President John F. Kennedy & wife Jacqueline Kennedy leave the White House as they walk to the inauguration. (Paul Schutzer/The LIFE Picture Collection/Getty Images)
Vice-President Lyndon Johnson and Kennedy's defeated presidential opponent Richard Nixon share a moment during the inaugural ceremony on Capital Hill. (Paul Schutzer/The LIFE Picture Collection/Getty Images)
Kennedy and wife Jacqueline exchange glances as they sit at the Capitol during the inaugural ceremony. With them are former President Dwight Eisenhower and Mrs. Lady Bird Johnson, wife of new Vice-President, Lyndon Johnson. Chief Justice Earl Warren sits behind Kennedy. (AP Photo)
President Kennedy gives his inaugural address after taking the oath of office. Listening in the front row, from left, are, incoming Vice-President Lyndon Johnson, outgoing Vice-President and Kennedy's defeated presidential opponent Richard Nixon, Sen John Sparkman, D- Ala., and former President Harry Truman. (AP Photo)

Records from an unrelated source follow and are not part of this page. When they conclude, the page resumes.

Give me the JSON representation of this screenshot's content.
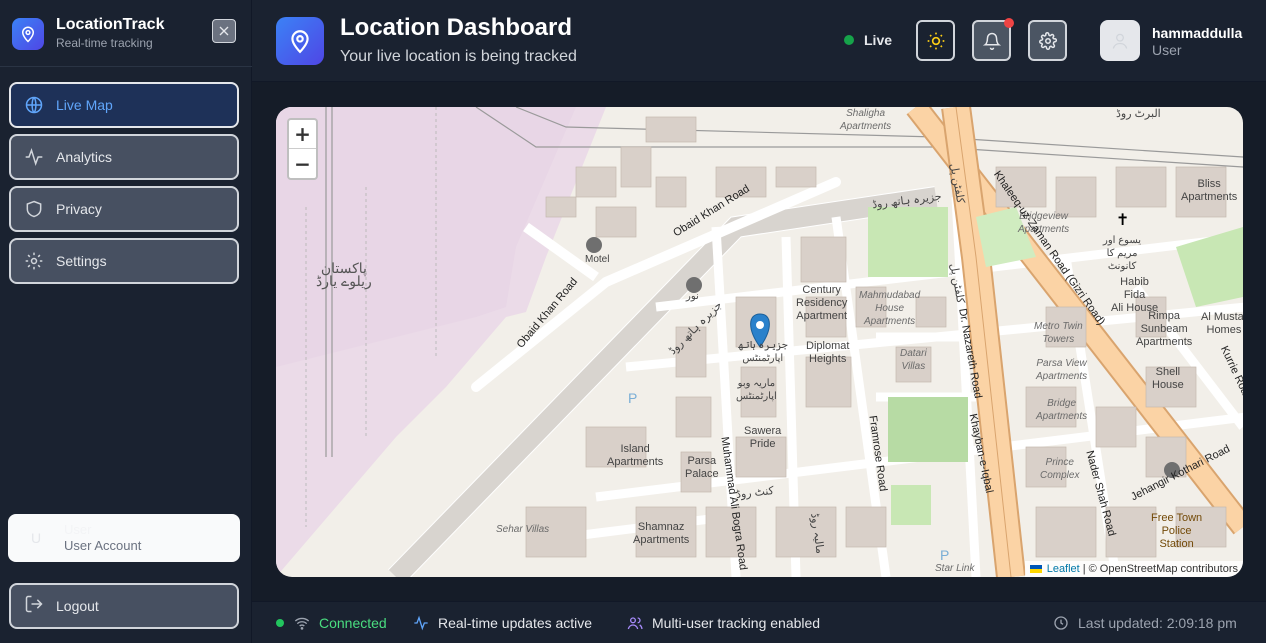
{
  "app": {
    "title": "LocationTrack",
    "subtitle": "Real-time tracking"
  },
  "sidebar": {
    "nav": [
      {
        "label": "Live Map",
        "icon": "globe-icon",
        "active": true
      },
      {
        "label": "Analytics",
        "icon": "activity-icon",
        "active": false
      },
      {
        "label": "Privacy",
        "icon": "shield-icon",
        "active": false
      },
      {
        "label": "Settings",
        "icon": "gear-icon",
        "active": false
      }
    ],
    "user_card": {
      "name": "User",
      "role": "User Account",
      "avatar": "U"
    },
    "logout_label": "Logout"
  },
  "header": {
    "title": "Location Dashboard",
    "subtitle": "Your live location is being tracked",
    "status_label": "Live",
    "user": {
      "name": "hammaddulla",
      "role": "User"
    }
  },
  "map": {
    "zoom_in": "+",
    "zoom_out": "−",
    "attribution": {
      "link": "Leaflet",
      "text": "| © OpenStreetMap contributors"
    },
    "labels": {
      "obaid_khan_road_1": "Obaid Khan Road",
      "obaid_khan_road_2": "Obaid Khan Road",
      "pakistan_railway_yard": "پاکستان\nریلوے یارڈ",
      "century": "Century\nResidency\nApartment",
      "diplomat": "Diplomat\nHeights",
      "mahmudabad": "Mahmudabad\nHouse\nApartments",
      "datari": "Datari\nVillas",
      "sawera": "Sawera\nPride",
      "island": "Island\nApartments",
      "parsa_palace": "Parsa\nPalace",
      "shamnaz": "Shamnaz\nApartments",
      "sehar": "Sehar Villas",
      "bliss": "Bliss\nApartments",
      "bridgeview": "Bridgeview\nApartments",
      "habib_fida": "Habib\nFida\nAli House",
      "rimpa": "Rimpa\nSunbeam\nApartments",
      "al_mustafa": "Al Mustaf\nHomes",
      "shell_house": "Shell\nHouse",
      "metro_twin": "Metro Twin\nTowers",
      "parsa_view": "Parsa View\nApartments",
      "bridge_apts": "Bridge\nApartments",
      "prince_complex": "Prince\nComplex",
      "free_town": "Free Town\nPolice\nStation",
      "star_link": "Star Link",
      "motel": "Motel",
      "shaligha": "Shaligha\nApartments",
      "khaleeq_road": "Khaleeq-uz-Zaman Road (Gizri Road)",
      "nazareth": "Dr. Nazareth Road",
      "khayban": "Khayban-e-Iqbal",
      "framrose": "Framrose Road",
      "muhammad_ali": "Muhammad Ali Bogra Road",
      "nader_shah": "Nader Shah Road",
      "jehangir": "Jehangir Kothari Road",
      "kurrie": "Kurrie Road",
      "urdu_1": "جزیرہ ہاتھ روڈ",
      "urdu_2": "جزیرہ ہاتھ روڈ",
      "urdu_3": "البرٹ روڈ",
      "urdu_4": "کلفٹن پل",
      "urdu_5": "کلفٹن پل",
      "urdu_6": "کنٹ روڈ",
      "urdu_7": "مالیہ روڈ",
      "urdu_8": "یسوع اور\nمریم کا\nکانونٹ",
      "urdu_9": "جزیرہ ہاتھ\nاپارٹمنٹس",
      "urdu_10": "ماریہ وبو\nاپارٹمنٹس",
      "urdu_11": "نور"
    }
  },
  "footer": {
    "connected": "Connected",
    "realtime": "Real-time updates active",
    "multiuser": "Multi-user tracking enabled",
    "last_updated": "Last updated: 2:09:18 pm"
  },
  "colors": {
    "accent": "#3b82f6",
    "live": "#16a34a",
    "connected": "#4ade80",
    "realtime_icon": "#60a5fa",
    "multiuser_icon": "#a78bfa",
    "notification": "#ef4444"
  }
}
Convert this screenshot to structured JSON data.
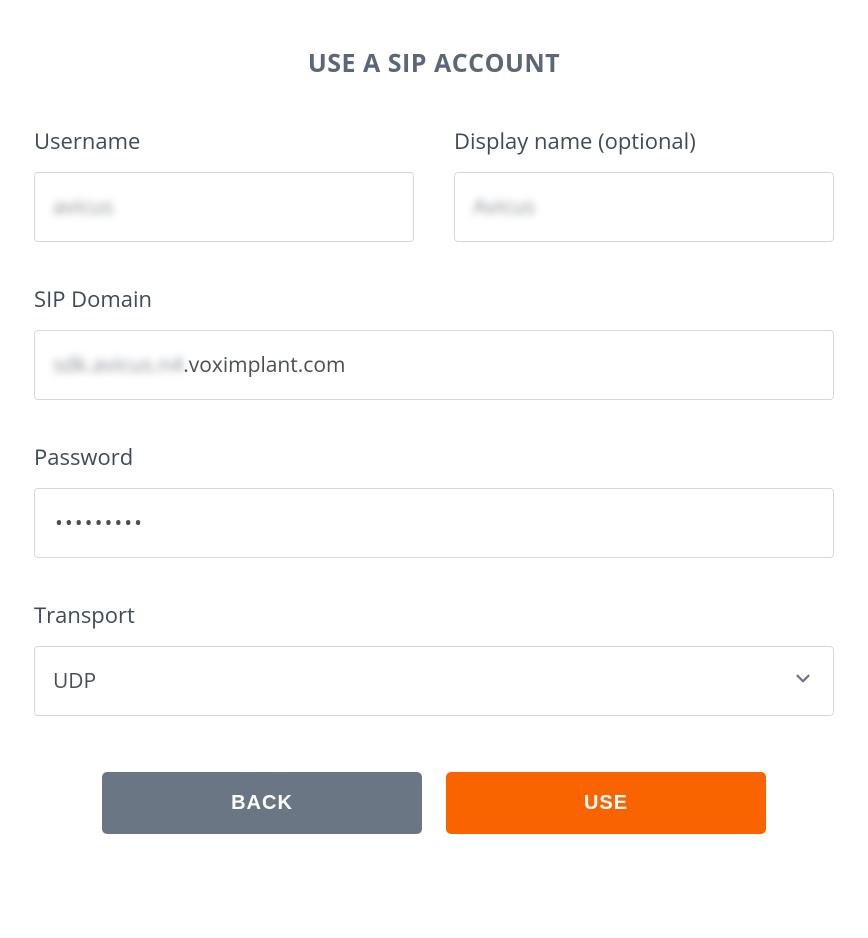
{
  "title": "USE A SIP ACCOUNT",
  "fields": {
    "username": {
      "label": "Username",
      "value_obscured": "avicus"
    },
    "display_name": {
      "label": "Display name (optional)",
      "value_obscured": "Avicus"
    },
    "sip_domain": {
      "label": "SIP Domain",
      "prefix_obscured": "sdk.avicus.n4",
      "suffix": ".voximplant.com"
    },
    "password": {
      "label": "Password",
      "value": "•••••••••"
    },
    "transport": {
      "label": "Transport",
      "value": "UDP"
    }
  },
  "buttons": {
    "back": "BACK",
    "use": "USE"
  }
}
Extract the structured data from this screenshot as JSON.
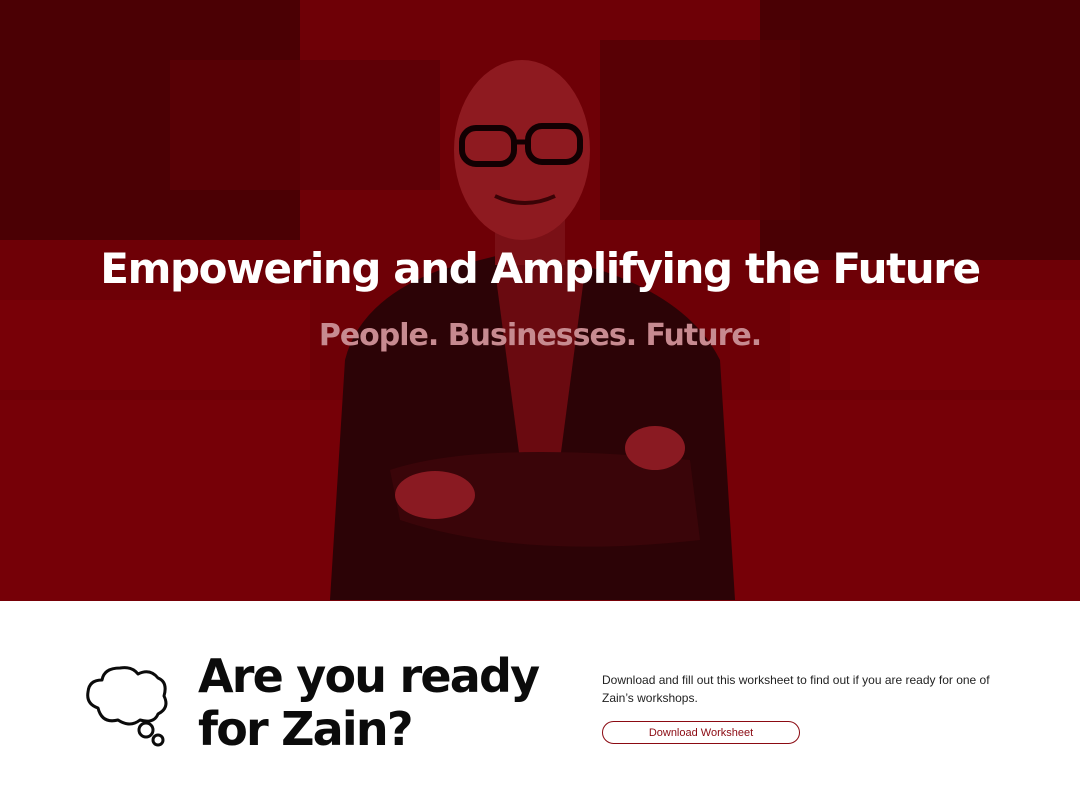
{
  "hero": {
    "title": "Empowering and Amplifying the Future",
    "subtitle": "People. Businesses. Future.",
    "overlay_color": "#8a0008",
    "subtitle_color": "#c78a90"
  },
  "cta": {
    "heading_line1": "Are you ready",
    "heading_line2": "for Zain?",
    "description": "Download and fill out this worksheet to find out if you are ready for one of Zain’s workshops.",
    "button_label": "Download Worksheet",
    "icon": "thought-bubble-icon",
    "accent_color": "#8b0a12"
  }
}
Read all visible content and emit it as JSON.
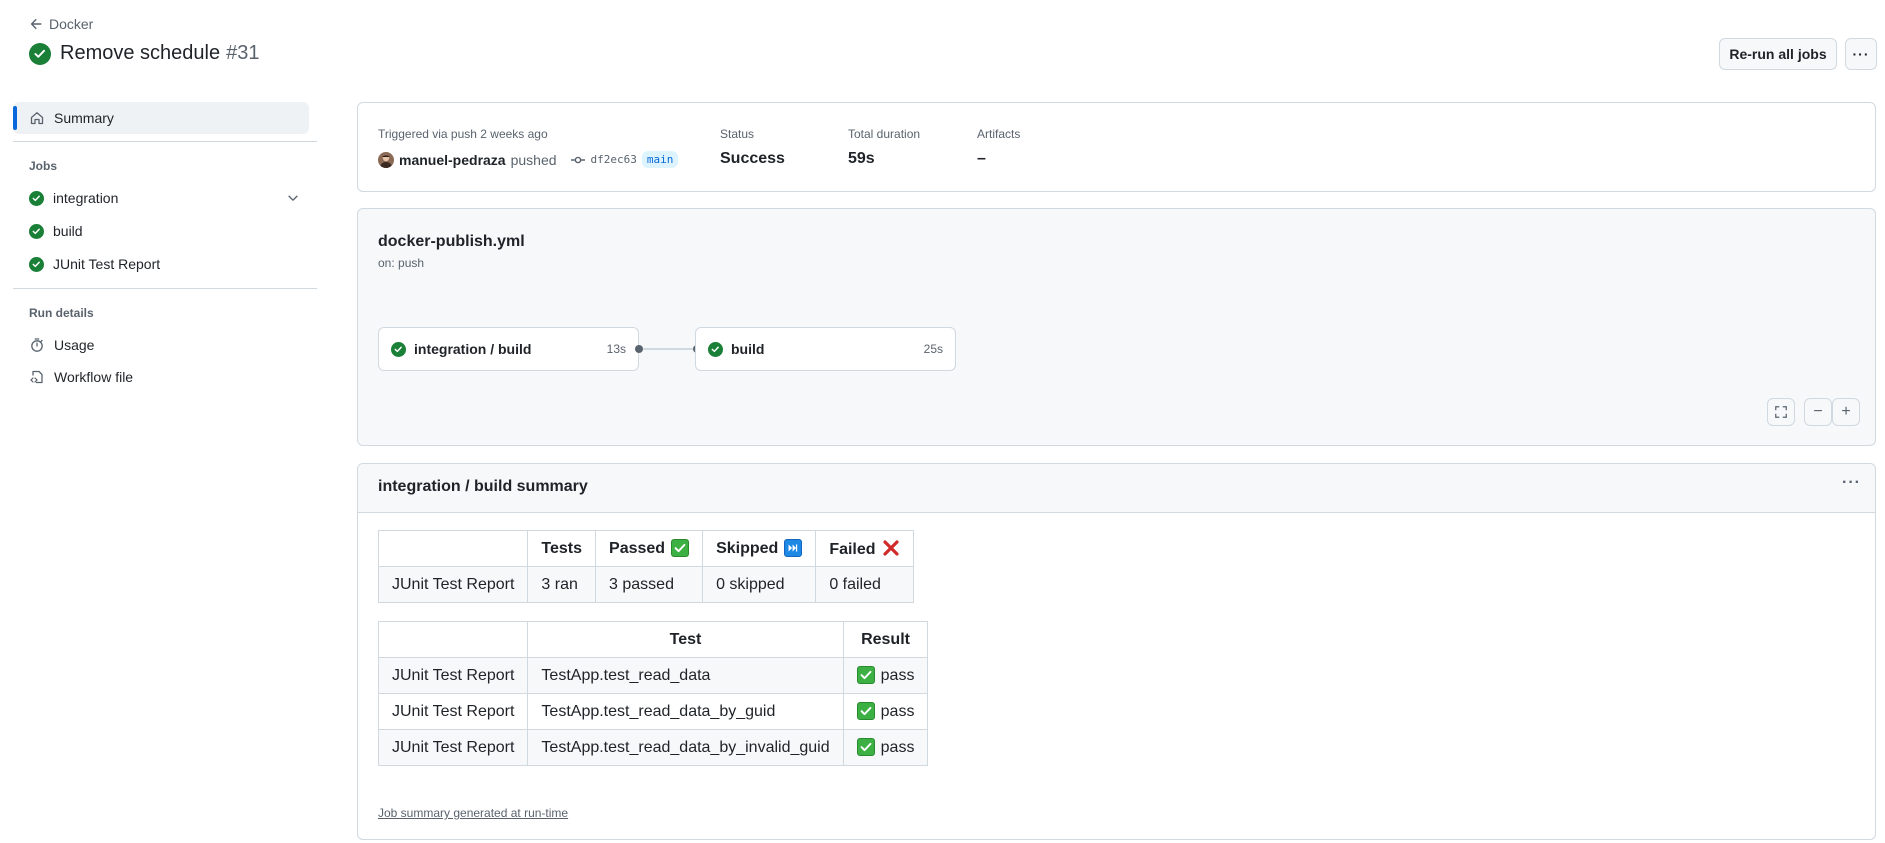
{
  "header": {
    "back_label": "Docker",
    "title": "Remove schedule",
    "run_number": "#31",
    "rerun_label": "Re-run all jobs",
    "more_label": "···"
  },
  "sidebar": {
    "summary_label": "Summary",
    "jobs_heading": "Jobs",
    "jobs": [
      {
        "label": "integration"
      },
      {
        "label": "build"
      },
      {
        "label": "JUnit Test Report"
      }
    ],
    "run_details_heading": "Run details",
    "usage_label": "Usage",
    "workflow_file_label": "Workflow file"
  },
  "run_info": {
    "trigger": "Triggered via push 2 weeks ago",
    "actor": "manuel-pedraza",
    "action": "pushed",
    "commit": "df2ec63",
    "branch": "main",
    "status_label": "Status",
    "status_value": "Success",
    "duration_label": "Total duration",
    "duration_value": "59s",
    "artifacts_label": "Artifacts",
    "artifacts_value": "–"
  },
  "workflow": {
    "file": "docker-publish.yml",
    "trigger": "on: push",
    "jobs": [
      {
        "name": "integration / build",
        "duration": "13s"
      },
      {
        "name": "build",
        "duration": "25s"
      }
    ],
    "controls": {
      "fullscreen": "⛶",
      "zoom_out": "−",
      "zoom_in": "+"
    }
  },
  "job_summary": {
    "title": "integration / build summary",
    "more_label": "···",
    "stats_table": {
      "headers": [
        "",
        "Tests",
        "Passed",
        "Skipped",
        "Failed"
      ],
      "row": [
        "JUnit Test Report",
        "3 ran",
        "3 passed",
        "0 skipped",
        "0 failed"
      ]
    },
    "results_table": {
      "headers": [
        "",
        "Test",
        "Result"
      ],
      "rows": [
        [
          "JUnit Test Report",
          "TestApp.test_read_data",
          "pass"
        ],
        [
          "JUnit Test Report",
          "TestApp.test_read_data_by_guid",
          "pass"
        ],
        [
          "JUnit Test Report",
          "TestApp.test_read_data_by_invalid_guid",
          "pass"
        ]
      ]
    },
    "footer_link": "Job summary generated at run-time"
  },
  "colors": {
    "success": "#1a7f37",
    "accent": "#0969da",
    "border": "#d1d9e0"
  }
}
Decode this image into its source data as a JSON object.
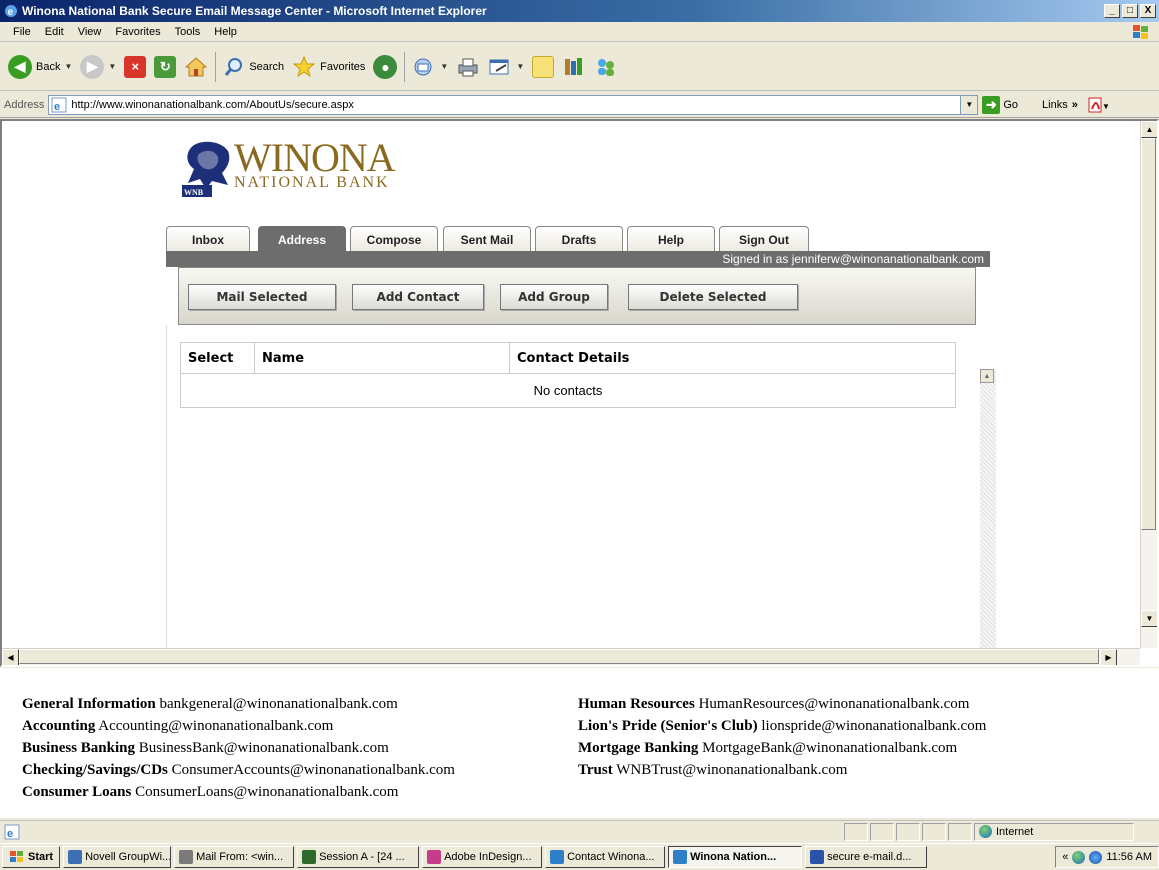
{
  "window": {
    "title": "Winona National Bank Secure Email Message Center - Microsoft Internet Explorer",
    "min": "_",
    "max": "□",
    "close": "X"
  },
  "menu": [
    "File",
    "Edit",
    "View",
    "Favorites",
    "Tools",
    "Help"
  ],
  "toolbar": {
    "back": "Back",
    "search": "Search",
    "favorites": "Favorites"
  },
  "address": {
    "label": "Address",
    "url": "http://www.winonanationalbank.com/AboutUs/secure.aspx",
    "go": "Go",
    "links": "Links"
  },
  "logo": {
    "main": "WINONA",
    "sub": "NATIONAL BANK",
    "mark_text": "WNB"
  },
  "tabs": [
    "Inbox",
    "Address",
    "Compose",
    "Sent Mail",
    "Drafts",
    "Help",
    "Sign Out"
  ],
  "active_tab": "Address",
  "signed_in": "Signed in as jenniferw@winonanationalbank.com",
  "actions": [
    "Mail Selected",
    "Add Contact",
    "Add Group",
    "Delete Selected"
  ],
  "table": {
    "headers": [
      "Select",
      "Name",
      "Contact Details"
    ],
    "empty": "No contacts"
  },
  "footer": {
    "left": [
      {
        "label": "General Information",
        "email": "bankgeneral@winonanationalbank.com"
      },
      {
        "label": "Accounting",
        "email": "Accounting@winonanationalbank.com"
      },
      {
        "label": "Business Banking",
        "email": "BusinessBank@winonanationalbank.com"
      },
      {
        "label": "Checking/Savings/CDs",
        "email": "ConsumerAccounts@winonanationalbank.com"
      },
      {
        "label": "Consumer Loans",
        "email": "ConsumerLoans@winonanationalbank.com"
      }
    ],
    "right": [
      {
        "label": "Human Resources",
        "email": "HumanResources@winonanationalbank.com"
      },
      {
        "label": "Lion's Pride (Senior's Club)",
        "email": "lionspride@winonanationalbank.com"
      },
      {
        "label": "Mortgage Banking",
        "email": "MortgageBank@winonanationalbank.com"
      },
      {
        "label": "Trust",
        "email": "WNBTrust@winonanationalbank.com"
      }
    ]
  },
  "status": {
    "zone": "Internet"
  },
  "taskbar": {
    "start": "Start",
    "tasks": [
      {
        "label": "Novell GroupWi...",
        "color": "#3b6fb6"
      },
      {
        "label": "Mail From: <win...",
        "color": "#7a7a7a"
      },
      {
        "label": "Session A - [24 ...",
        "color": "#2c6b2c"
      },
      {
        "label": "Adobe InDesign...",
        "color": "#c43c8a"
      },
      {
        "label": "Contact Winona...",
        "color": "#2f7ec8"
      },
      {
        "label": "Winona Nation...",
        "color": "#2f7ec8"
      },
      {
        "label": "secure e-mail.d...",
        "color": "#2a52a8"
      }
    ],
    "active_task": "Winona Nation...",
    "tray_chevron": "«",
    "clock": "11:56 AM"
  },
  "colors": {
    "brand_gold": "#8a6a1f",
    "tab_active": "#6d6d6d"
  }
}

President John F. Kennedy delivers his inaugural address after taking the oath of office. (AP Photo)
Jacqueline Kennedy has a chuck under the chin for her husband moments after he became president. This exclusive picture by AP photographer Henry Burroughs was taken in the rotunda of the Capitol just after Kennedy left the inaugural stand. (AP Photo/Henry Burroughs)
Kennedy and wife Jacqueline on Inauguration Day. (Henri Cartier-Bresson/Magnum Photos)
Kennedy and Vice-President Lyndon Johnson at an inaugural ceremony. (Paul Schutzer/The LIFE Picture Collection/Getty Images)